Segment Start: Extracted entries
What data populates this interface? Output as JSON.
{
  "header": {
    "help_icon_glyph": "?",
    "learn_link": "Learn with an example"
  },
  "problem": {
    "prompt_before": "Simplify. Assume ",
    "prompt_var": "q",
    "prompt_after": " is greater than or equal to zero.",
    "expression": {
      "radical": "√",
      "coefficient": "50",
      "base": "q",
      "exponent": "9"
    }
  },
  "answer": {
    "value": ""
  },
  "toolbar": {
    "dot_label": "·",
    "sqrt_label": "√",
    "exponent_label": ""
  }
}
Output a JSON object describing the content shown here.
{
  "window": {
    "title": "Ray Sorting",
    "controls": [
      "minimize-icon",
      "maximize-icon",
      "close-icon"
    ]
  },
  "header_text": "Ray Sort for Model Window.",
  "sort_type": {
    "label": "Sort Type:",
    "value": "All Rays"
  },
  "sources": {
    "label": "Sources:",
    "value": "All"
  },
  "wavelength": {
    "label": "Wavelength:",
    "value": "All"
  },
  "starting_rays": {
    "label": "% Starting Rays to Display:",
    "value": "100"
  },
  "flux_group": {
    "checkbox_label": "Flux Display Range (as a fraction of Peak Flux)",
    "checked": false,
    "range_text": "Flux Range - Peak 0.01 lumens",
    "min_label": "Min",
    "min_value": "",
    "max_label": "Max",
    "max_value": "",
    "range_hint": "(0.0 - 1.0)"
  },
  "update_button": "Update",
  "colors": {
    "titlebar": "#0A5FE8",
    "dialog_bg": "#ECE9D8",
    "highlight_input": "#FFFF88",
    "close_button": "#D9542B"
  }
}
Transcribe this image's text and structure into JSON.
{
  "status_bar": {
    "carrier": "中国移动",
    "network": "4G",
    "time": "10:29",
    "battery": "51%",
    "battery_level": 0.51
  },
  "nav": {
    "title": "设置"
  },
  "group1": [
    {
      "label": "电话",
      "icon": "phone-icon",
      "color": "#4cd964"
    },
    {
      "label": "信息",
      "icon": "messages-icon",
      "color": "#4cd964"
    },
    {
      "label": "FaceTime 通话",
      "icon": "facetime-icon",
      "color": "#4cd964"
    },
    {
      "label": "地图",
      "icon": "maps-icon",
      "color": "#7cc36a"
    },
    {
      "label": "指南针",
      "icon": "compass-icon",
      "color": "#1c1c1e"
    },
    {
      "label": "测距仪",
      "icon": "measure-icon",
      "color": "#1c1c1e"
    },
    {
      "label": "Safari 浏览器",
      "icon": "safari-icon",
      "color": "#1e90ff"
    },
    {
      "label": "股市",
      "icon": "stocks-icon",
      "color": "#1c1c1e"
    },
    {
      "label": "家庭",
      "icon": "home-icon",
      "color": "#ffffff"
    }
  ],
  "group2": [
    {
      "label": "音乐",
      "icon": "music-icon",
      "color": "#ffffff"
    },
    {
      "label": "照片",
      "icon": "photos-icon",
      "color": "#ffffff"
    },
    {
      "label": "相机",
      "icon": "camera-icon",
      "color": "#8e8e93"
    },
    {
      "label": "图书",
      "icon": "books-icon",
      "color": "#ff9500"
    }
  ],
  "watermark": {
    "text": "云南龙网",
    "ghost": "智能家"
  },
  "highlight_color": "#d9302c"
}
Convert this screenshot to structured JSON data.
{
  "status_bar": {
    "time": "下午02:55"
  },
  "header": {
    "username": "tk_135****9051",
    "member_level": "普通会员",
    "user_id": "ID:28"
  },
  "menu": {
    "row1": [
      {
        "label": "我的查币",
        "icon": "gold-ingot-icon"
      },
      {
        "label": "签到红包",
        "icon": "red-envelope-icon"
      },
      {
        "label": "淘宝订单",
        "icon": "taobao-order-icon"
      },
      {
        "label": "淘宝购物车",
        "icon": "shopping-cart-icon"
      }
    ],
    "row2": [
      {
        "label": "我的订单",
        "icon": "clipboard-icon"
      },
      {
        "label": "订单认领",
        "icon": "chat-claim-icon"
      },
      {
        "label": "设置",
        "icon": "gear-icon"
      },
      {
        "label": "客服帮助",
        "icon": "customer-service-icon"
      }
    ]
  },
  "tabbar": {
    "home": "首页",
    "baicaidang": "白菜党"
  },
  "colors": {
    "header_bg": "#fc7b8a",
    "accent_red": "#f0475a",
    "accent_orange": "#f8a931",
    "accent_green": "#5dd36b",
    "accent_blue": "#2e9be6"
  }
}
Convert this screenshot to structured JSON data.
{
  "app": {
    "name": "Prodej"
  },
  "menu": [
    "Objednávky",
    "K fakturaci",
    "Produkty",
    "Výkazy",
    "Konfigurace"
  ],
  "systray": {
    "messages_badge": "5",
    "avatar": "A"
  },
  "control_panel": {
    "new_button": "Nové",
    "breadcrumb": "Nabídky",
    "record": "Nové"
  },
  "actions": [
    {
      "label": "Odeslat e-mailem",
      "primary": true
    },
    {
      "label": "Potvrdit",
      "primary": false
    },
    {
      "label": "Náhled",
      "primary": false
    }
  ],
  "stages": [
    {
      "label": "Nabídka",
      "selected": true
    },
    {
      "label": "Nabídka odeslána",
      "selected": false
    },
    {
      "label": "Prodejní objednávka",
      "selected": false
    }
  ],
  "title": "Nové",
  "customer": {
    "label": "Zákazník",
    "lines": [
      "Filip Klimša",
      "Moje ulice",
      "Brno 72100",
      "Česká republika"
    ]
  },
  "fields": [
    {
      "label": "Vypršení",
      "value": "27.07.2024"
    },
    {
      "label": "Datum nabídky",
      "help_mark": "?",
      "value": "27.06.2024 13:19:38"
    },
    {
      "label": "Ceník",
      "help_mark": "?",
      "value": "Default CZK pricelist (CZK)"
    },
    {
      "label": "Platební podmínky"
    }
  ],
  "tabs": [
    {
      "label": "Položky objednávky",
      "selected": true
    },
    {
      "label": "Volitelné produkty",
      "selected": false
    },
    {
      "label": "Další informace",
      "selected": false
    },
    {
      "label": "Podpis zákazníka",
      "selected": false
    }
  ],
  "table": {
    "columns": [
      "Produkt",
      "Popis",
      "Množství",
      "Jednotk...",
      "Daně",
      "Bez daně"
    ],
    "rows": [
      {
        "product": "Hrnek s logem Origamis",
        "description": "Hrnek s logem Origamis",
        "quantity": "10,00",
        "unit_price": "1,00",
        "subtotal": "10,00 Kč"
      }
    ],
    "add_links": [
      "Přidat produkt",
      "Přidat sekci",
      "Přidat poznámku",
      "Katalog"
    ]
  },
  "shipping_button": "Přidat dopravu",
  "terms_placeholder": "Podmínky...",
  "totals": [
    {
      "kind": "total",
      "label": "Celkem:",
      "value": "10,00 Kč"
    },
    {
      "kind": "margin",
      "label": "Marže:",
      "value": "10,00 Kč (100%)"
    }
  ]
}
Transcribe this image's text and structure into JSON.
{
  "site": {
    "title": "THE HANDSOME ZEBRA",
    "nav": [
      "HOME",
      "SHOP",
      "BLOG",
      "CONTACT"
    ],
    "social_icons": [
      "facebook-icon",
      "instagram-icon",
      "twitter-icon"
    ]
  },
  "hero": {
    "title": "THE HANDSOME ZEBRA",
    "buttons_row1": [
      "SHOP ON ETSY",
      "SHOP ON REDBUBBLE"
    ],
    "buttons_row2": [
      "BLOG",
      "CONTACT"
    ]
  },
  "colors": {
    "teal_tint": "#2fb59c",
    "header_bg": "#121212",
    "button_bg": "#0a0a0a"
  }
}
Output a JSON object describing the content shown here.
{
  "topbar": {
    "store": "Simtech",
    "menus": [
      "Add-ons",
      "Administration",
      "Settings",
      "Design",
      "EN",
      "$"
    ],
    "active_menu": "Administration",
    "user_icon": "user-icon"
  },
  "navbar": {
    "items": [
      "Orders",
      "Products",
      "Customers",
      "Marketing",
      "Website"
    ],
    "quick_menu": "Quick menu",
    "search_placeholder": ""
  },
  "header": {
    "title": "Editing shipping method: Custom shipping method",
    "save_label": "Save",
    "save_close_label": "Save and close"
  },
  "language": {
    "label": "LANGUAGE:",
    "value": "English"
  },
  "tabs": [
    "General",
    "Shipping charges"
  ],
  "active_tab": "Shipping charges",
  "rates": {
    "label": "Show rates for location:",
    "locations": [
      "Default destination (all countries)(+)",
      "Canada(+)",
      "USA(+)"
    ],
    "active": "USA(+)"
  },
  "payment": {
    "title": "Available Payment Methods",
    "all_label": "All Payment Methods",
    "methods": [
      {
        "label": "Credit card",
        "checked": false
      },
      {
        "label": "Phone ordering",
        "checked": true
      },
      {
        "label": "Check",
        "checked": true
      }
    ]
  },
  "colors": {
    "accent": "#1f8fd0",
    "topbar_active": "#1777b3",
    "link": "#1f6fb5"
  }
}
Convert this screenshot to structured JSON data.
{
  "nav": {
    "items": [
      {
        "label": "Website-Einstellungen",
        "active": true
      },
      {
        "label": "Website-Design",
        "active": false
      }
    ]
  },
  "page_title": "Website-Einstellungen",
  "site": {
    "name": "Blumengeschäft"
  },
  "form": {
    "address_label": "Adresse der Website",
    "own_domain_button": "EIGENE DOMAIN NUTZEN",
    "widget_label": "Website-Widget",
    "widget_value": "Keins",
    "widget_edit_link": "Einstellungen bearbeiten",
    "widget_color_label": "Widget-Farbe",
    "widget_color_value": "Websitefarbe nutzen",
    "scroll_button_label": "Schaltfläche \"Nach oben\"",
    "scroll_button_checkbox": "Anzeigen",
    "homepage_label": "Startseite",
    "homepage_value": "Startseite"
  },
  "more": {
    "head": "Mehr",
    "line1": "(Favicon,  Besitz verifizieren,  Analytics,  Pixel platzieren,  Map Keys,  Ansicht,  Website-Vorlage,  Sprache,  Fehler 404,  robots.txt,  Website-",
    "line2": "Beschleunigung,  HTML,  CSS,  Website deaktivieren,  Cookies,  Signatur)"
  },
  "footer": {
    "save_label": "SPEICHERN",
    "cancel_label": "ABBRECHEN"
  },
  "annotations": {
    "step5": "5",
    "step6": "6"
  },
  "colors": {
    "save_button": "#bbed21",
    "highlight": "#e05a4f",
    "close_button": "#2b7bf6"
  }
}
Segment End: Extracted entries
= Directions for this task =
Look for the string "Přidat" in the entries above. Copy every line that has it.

= Task solution =
      "Přidat produkt",
      "Přidat sekci",
      "Přidat poznámku",
  "shipping_button": "Přidat dopravu",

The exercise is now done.